For Gonzalez, he looks to fit in and doesn't need to stand out. He applies that attitude to the comparisons that people will make about all of the talented left-handers in the organization. "I don't really want to stand out, I just want to go with them," said Gonzalez. "We're all part of one body and people are going to know who we are eventually. Individually, we all have our own styles, but we're all going to try to win the same. Everybody is a part of something."
Through his first two starts, winning has come pretty easy for Gonzalez. After all, it's tough to lose when you've thrown 12 shutout innings to start the season. Gonzalez threw five shutout innings in his first start at Bowie and added another seven last week against Altoona. Opponents are hitting just .167 against him.

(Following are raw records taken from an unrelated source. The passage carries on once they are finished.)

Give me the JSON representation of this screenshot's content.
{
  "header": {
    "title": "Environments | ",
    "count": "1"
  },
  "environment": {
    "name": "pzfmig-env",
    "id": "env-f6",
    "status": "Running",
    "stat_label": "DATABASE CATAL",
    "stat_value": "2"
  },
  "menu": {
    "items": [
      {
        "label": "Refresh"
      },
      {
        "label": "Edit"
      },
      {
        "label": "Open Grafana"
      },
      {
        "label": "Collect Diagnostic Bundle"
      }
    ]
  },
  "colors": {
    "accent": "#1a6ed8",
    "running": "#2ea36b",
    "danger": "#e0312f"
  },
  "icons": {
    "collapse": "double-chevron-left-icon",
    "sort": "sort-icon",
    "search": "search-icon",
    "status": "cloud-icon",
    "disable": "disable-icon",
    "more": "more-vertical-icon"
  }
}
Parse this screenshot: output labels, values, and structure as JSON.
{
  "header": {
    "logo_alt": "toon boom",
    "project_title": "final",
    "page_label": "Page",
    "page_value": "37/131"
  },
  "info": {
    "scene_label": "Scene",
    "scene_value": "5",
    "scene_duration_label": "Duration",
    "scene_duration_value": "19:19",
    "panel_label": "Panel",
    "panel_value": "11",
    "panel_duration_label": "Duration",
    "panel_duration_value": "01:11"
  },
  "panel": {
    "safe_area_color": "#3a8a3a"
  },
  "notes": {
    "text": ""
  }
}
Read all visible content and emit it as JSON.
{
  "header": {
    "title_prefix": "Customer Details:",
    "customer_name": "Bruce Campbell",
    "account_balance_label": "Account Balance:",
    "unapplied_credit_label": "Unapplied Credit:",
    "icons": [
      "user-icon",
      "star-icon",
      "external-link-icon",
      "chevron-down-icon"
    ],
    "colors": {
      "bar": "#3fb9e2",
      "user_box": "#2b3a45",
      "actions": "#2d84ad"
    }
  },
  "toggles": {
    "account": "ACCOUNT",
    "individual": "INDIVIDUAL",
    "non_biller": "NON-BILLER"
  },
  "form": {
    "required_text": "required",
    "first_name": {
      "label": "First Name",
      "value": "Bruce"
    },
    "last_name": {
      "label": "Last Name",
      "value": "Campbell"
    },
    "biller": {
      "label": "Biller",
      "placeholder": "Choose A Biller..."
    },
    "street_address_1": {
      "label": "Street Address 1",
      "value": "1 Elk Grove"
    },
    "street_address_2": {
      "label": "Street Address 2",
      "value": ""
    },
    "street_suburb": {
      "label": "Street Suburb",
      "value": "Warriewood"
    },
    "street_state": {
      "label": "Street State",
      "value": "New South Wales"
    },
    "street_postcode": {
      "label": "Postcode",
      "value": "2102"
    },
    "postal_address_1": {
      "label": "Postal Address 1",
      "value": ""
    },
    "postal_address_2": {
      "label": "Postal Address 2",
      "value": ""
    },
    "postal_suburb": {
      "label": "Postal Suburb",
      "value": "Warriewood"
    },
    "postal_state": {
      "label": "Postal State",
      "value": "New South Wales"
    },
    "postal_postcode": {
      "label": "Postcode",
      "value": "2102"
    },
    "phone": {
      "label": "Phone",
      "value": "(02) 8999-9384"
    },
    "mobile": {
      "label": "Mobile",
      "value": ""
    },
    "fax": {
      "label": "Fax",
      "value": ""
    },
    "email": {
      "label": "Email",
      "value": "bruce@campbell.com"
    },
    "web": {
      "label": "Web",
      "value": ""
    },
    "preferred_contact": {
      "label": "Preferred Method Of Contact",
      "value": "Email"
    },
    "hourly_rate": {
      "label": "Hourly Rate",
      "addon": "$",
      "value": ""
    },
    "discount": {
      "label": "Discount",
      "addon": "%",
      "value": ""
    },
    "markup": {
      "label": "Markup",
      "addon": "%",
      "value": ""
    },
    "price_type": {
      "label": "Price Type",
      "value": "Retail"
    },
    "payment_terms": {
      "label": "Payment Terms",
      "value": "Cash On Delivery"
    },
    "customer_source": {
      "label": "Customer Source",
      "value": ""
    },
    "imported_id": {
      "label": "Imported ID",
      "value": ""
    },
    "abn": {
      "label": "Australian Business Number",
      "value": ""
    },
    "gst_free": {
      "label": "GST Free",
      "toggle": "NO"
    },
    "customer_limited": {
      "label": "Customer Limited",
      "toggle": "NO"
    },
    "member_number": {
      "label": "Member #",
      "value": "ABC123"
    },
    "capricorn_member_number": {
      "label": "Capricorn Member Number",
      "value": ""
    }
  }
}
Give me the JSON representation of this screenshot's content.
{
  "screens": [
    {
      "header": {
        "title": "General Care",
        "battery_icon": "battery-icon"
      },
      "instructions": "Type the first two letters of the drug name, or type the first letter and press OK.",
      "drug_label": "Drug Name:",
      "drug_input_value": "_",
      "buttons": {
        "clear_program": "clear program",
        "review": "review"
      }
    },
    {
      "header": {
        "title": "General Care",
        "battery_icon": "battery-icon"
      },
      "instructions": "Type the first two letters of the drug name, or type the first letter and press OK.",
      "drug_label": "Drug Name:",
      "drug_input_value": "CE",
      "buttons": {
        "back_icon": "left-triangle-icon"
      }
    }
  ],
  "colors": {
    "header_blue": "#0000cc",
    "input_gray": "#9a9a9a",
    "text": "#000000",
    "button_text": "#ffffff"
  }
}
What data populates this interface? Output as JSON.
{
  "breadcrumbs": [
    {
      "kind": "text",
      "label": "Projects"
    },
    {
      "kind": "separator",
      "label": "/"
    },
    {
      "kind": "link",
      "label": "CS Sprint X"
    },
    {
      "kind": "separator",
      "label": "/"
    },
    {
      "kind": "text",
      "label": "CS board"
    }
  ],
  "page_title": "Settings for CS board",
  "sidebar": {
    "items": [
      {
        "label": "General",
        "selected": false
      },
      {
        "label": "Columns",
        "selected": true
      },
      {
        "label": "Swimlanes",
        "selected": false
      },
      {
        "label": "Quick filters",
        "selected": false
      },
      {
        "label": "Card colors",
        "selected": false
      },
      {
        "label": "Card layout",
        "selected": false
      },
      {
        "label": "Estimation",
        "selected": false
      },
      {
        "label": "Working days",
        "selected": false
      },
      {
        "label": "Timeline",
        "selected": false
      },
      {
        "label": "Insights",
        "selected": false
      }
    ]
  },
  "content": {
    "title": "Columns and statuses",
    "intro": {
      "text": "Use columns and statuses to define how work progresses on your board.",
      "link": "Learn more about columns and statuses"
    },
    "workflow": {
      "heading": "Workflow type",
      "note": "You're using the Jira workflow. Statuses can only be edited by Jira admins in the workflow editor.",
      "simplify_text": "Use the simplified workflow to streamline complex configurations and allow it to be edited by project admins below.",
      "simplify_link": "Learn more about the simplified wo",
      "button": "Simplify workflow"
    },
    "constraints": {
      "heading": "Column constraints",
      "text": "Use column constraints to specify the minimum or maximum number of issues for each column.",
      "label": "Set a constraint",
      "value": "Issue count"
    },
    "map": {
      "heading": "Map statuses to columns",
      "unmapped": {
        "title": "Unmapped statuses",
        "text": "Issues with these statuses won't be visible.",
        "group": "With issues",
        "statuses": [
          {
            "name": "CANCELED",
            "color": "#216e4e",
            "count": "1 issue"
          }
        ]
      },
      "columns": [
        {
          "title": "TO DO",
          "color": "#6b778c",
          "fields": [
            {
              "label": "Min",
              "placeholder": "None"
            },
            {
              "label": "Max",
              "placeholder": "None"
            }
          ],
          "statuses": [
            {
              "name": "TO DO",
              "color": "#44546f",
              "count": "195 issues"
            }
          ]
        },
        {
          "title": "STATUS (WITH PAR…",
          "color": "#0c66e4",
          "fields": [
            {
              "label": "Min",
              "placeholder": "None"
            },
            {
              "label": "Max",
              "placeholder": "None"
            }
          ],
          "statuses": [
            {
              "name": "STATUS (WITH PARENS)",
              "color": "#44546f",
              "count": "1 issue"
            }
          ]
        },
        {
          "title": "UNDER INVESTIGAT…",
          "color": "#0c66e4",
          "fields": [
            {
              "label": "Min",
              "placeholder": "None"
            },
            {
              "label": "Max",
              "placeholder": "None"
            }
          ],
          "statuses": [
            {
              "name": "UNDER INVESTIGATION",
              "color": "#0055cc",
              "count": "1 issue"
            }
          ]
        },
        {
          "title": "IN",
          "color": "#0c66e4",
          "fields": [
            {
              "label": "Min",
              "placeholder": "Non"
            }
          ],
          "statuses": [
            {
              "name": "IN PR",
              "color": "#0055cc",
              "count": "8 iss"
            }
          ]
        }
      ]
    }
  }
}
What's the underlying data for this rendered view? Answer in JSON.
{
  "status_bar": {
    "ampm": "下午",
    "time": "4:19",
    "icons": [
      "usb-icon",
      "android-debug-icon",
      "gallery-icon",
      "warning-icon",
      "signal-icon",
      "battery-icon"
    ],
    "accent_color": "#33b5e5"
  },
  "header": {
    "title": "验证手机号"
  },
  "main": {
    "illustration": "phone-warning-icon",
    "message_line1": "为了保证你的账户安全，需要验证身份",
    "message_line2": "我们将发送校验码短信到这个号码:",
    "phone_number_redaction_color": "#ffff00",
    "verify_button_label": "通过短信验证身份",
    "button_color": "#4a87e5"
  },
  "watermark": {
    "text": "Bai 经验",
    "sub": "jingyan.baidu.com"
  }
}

Reading pitching coach Tom Filer believes that Gonzalez has all the makings of a top of the rotation starter down the road. "Gio has three pitches that are above average. The sky is the limit for this kid. I look at his arm and I think 'man', you look at his tools and you know he's going to be good. He has some refining to do, but he's got a low-90s fastball, a hard breaking curve ball and a change-up that is really improving," said Filer in his review of Gonzalez.
Having Gonzalez and his former White Sox prospect and buddy Daniel Haigwood together at AA makes a lot of sense. "Daniel is a good buddy, we get along great and we've become good friends," said Gonzalez. Haigwood had echoed the feelings earlier when he talked about Gio. "It's a little easier having him here, because we know each other and I have a lot of respect for him and his abilities."
Gonzalez makes his third start of the season for Reading Wednesday night when they host the Connecticut Defenders.